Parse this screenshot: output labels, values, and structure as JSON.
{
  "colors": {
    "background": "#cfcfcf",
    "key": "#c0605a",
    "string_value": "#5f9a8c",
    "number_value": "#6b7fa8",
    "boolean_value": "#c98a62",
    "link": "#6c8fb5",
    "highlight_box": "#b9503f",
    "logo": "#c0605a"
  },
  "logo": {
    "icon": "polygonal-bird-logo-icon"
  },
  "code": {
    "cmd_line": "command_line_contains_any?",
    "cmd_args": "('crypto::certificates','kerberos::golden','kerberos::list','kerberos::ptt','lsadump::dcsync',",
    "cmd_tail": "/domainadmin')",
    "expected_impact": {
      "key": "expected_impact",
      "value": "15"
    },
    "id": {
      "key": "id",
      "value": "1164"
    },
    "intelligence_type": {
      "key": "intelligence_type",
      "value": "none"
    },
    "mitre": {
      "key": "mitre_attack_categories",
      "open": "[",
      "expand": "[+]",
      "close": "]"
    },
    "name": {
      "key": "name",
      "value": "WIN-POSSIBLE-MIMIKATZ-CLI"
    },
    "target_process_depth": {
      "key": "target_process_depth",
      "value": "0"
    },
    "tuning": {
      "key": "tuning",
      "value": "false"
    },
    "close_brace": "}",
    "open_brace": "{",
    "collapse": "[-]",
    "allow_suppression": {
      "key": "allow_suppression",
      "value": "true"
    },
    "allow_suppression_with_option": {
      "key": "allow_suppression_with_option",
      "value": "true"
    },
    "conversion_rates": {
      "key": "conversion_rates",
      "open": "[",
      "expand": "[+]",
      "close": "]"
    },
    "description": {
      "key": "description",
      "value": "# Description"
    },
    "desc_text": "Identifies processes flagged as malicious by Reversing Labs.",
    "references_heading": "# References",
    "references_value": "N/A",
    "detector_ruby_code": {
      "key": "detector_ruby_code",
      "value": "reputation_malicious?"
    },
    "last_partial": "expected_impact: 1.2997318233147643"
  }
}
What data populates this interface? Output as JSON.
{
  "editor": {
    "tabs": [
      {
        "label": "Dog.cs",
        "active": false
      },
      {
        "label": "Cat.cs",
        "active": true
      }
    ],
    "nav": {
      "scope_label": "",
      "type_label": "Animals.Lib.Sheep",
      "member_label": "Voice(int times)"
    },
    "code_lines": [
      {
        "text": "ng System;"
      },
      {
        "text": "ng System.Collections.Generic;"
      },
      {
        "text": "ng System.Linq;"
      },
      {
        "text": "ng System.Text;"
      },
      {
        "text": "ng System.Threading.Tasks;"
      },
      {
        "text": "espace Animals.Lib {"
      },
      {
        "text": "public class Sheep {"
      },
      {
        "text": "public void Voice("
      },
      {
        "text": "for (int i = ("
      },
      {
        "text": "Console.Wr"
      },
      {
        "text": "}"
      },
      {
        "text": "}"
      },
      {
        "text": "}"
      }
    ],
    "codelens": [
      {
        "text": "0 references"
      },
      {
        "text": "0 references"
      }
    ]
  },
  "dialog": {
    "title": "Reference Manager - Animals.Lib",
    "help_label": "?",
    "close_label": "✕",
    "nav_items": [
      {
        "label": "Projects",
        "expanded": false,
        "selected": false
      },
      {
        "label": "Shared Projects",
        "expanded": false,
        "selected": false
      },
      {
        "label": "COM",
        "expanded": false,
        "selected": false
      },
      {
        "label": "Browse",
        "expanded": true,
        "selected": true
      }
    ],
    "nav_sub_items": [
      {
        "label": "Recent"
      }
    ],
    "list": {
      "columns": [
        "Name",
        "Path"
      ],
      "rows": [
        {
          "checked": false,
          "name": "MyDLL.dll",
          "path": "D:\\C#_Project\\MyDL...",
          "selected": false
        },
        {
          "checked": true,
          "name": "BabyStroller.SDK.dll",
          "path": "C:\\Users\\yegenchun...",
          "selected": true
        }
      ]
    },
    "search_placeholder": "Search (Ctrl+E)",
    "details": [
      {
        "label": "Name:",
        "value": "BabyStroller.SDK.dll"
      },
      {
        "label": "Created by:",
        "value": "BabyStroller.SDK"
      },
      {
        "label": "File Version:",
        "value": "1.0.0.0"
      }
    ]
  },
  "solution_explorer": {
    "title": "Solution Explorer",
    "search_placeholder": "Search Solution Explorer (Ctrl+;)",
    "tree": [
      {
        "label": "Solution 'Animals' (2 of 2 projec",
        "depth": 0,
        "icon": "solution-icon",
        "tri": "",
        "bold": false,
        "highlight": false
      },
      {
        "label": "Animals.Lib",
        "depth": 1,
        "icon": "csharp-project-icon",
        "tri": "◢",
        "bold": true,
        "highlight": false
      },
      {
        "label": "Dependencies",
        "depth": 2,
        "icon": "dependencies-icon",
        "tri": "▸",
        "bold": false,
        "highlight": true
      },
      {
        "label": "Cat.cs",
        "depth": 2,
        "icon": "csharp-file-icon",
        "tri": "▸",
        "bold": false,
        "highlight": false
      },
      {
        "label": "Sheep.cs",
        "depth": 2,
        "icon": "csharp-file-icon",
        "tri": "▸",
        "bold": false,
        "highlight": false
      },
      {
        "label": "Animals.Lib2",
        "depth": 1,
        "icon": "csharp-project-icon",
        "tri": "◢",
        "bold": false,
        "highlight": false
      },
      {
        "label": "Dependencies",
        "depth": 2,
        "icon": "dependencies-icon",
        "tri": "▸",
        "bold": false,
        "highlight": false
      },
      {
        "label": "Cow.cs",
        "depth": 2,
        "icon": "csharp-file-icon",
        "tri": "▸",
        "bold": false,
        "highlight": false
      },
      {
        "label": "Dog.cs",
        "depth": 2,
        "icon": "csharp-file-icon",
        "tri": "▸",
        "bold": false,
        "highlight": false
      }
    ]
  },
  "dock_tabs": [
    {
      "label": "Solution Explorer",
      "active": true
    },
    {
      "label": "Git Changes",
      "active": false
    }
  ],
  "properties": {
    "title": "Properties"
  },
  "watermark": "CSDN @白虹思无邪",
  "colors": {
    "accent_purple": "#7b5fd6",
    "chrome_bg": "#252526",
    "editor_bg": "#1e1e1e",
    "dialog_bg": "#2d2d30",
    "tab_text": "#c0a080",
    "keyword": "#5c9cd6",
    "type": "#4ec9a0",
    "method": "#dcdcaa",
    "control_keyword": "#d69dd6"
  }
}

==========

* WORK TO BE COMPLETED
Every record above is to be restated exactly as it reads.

* WRITTEN ANSWER
Parse this screenshot: output labels, values, and structure as JSON.
{
  "colors": {
    "background": "#cfcfcf",
    "key": "#c0605a",
    "string_value": "#5f9a8c",
    "number_value": "#6b7fa8",
    "boolean_value": "#c98a62",
    "link": "#6c8fb5",
    "highlight_box": "#b9503f",
    "logo": "#c0605a"
  },
  "logo": {
    "icon": "polygonal-bird-logo-icon"
  },
  "code": {
    "cmd_line": "command_line_contains_any?",
    "cmd_args": "('crypto::certificates','kerberos::golden','kerberos::list','kerberos::ptt','lsadump::dcsync',",
    "cmd_tail": "/domainadmin')",
    "expected_impact": {
      "key": "expected_impact",
      "value": "15"
    },
    "id": {
      "key": "id",
      "value": "1164"
    },
    "intelligence_type": {
      "key": "intelligence_type",
      "value": "none"
    },
    "mitre": {
      "key": "mitre_attack_categories",
      "open": "[",
      "expand": "[+]",
      "close": "]"
    },
    "name": {
      "key": "name",
      "value": "WIN-POSSIBLE-MIMIKATZ-CLI"
    },
    "target_process_depth": {
      "key": "target_process_depth",
      "value": "0"
    },
    "tuning": {
      "key": "tuning",
      "value": "false"
    },
    "close_brace": "}",
    "open_brace": "{",
    "collapse": "[-]",
    "allow_suppression": {
      "key": "allow_suppression",
      "value": "true"
    },
    "allow_suppression_with_option": {
      "key": "allow_suppression_with_option",
      "value": "true"
    },
    "conversion_rates": {
      "key": "conversion_rates",
      "open": "[",
      "expand": "[+]",
      "close": "]"
    },
    "description": {
      "key": "description",
      "value": "# Description"
    },
    "desc_text": "Identifies processes flagged as malicious by Reversing Labs.",
    "references_heading": "# References",
    "references_value": "N/A",
    "detector_ruby_code": {
      "key": "detector_ruby_code",
      "value": "reputation_malicious?"
    },
    "last_partial": "expected_impact: 1.2997318233147643"
  }
}
What data populates this interface? Output as JSON.
{
  "editor": {
    "tabs": [
      {
        "label": "Dog.cs",
        "active": false
      },
      {
        "label": "Cat.cs",
        "active": true
      }
    ],
    "nav": {
      "scope_label": "",
      "type_label": "Animals.Lib.Sheep",
      "member_label": "Voice(int times)"
    },
    "code_lines": [
      {
        "text": "ng System;"
      },
      {
        "text": "ng System.Collections.Generic;"
      },
      {
        "text": "ng System.Linq;"
      },
      {
        "text": "ng System.Text;"
      },
      {
        "text": "ng System.Threading.Tasks;"
      },
      {
        "text": "espace Animals.Lib {"
      },
      {
        "text": "public class Sheep {"
      },
      {
        "text": "public void Voice("
      },
      {
        "text": "for (int i = ("
      },
      {
        "text": "Console.Wr"
      },
      {
        "text": "}"
      },
      {
        "text": "}"
      },
      {
        "text": "}"
      }
    ],
    "codelens": [
      {
        "text": "0 references"
      },
      {
        "text": "0 references"
      }
    ]
  },
  "dialog": {
    "title": "Reference Manager - Animals.Lib",
    "help_label": "?",
    "close_label": "✕",
    "nav_items": [
      {
        "label": "Projects",
        "expanded": false,
        "selected": false
      },
      {
        "label": "Shared Projects",
        "expanded": false,
        "selected": false
      },
      {
        "label": "COM",
        "expanded": false,
        "selected": false
      },
      {
        "label": "Browse",
        "expanded": true,
        "selected": true
      }
    ],
    "nav_sub_items": [
      {
        "label": "Recent"
      }
    ],
    "list": {
      "columns": [
        "Name",
        "Path"
      ],
      "rows": [
        {
          "checked": false,
          "name": "MyDLL.dll",
          "path": "D:\\C#_Project\\MyDL...",
          "selected": false
        },
        {
          "checked": true,
          "name": "BabyStroller.SDK.dll",
          "path": "C:\\Users\\yegenchun...",
          "selected": true
        }
      ]
    },
    "search_placeholder": "Search (Ctrl+E)",
    "details": [
      {
        "label": "Name:",
        "value": "BabyStroller.SDK.dll"
      },
      {
        "label": "Created by:",
        "value": "BabyStroller.SDK"
      },
      {
        "label": "File Version:",
        "value": "1.0.0.0"
      }
    ]
  },
  "solution_explorer": {
    "title": "Solution Explorer",
    "search_placeholder": "Search Solution Explorer (Ctrl+;)",
    "tree": [
      {
        "label": "Solution 'Animals' (2 of 2 projec",
        "depth": 0,
        "icon": "solution-icon",
        "tri": "",
        "bold": false,
        "highlight": false
      },
      {
        "label": "Animals.Lib",
        "depth": 1,
        "icon": "csharp-project-icon",
        "tri": "◢",
        "bold": true,
        "highlight": false
      },
      {
        "label": "Dependencies",
        "depth": 2,
        "icon": "dependencies-icon",
        "tri": "▸",
        "bold": false,
        "highlight": true
      },
      {
        "label": "Cat.cs",
        "depth": 2,
        "icon": "csharp-file-icon",
        "tri": "▸",
        "bold": false,
        "highlight": false
      },
      {
        "label": "Sheep.cs",
        "depth": 2,
        "icon": "csharp-file-icon",
        "tri": "▸",
        "bold": false,
        "highlight": false
      },
      {
        "label": "Animals.Lib2",
        "depth": 1,
        "icon": "csharp-project-icon",
        "tri": "◢",
        "bold": false,
        "highlight": false
      },
      {
        "label": "Dependencies",
        "depth": 2,
        "icon": "dependencies-icon",
        "tri": "▸",
        "bold": false,
        "highlight": false
      },
      {
        "label": "Cow.cs",
        "depth": 2,
        "icon": "csharp-file-icon",
        "tri": "▸",
        "bold": false,
        "highlight": false
      },
      {
        "label": "Dog.cs",
        "depth": 2,
        "icon": "csharp-file-icon",
        "tri": "▸",
        "bold": false,
        "highlight": false
      }
    ]
  },
  "dock_tabs": [
    {
      "label": "Solution Explorer",
      "active": true
    },
    {
      "label": "Git Changes",
      "active": false
    }
  ],
  "properties": {
    "title": "Properties"
  },
  "watermark": "CSDN @白虹思无邪",
  "colors": {
    "accent_purple": "#7b5fd6",
    "chrome_bg": "#252526",
    "editor_bg": "#1e1e1e",
    "dialog_bg": "#2d2d30",
    "tab_text": "#c0a080",
    "keyword": "#5c9cd6",
    "type": "#4ec9a0",
    "method": "#dcdcaa",
    "control_keyword": "#d69dd6"
  }
}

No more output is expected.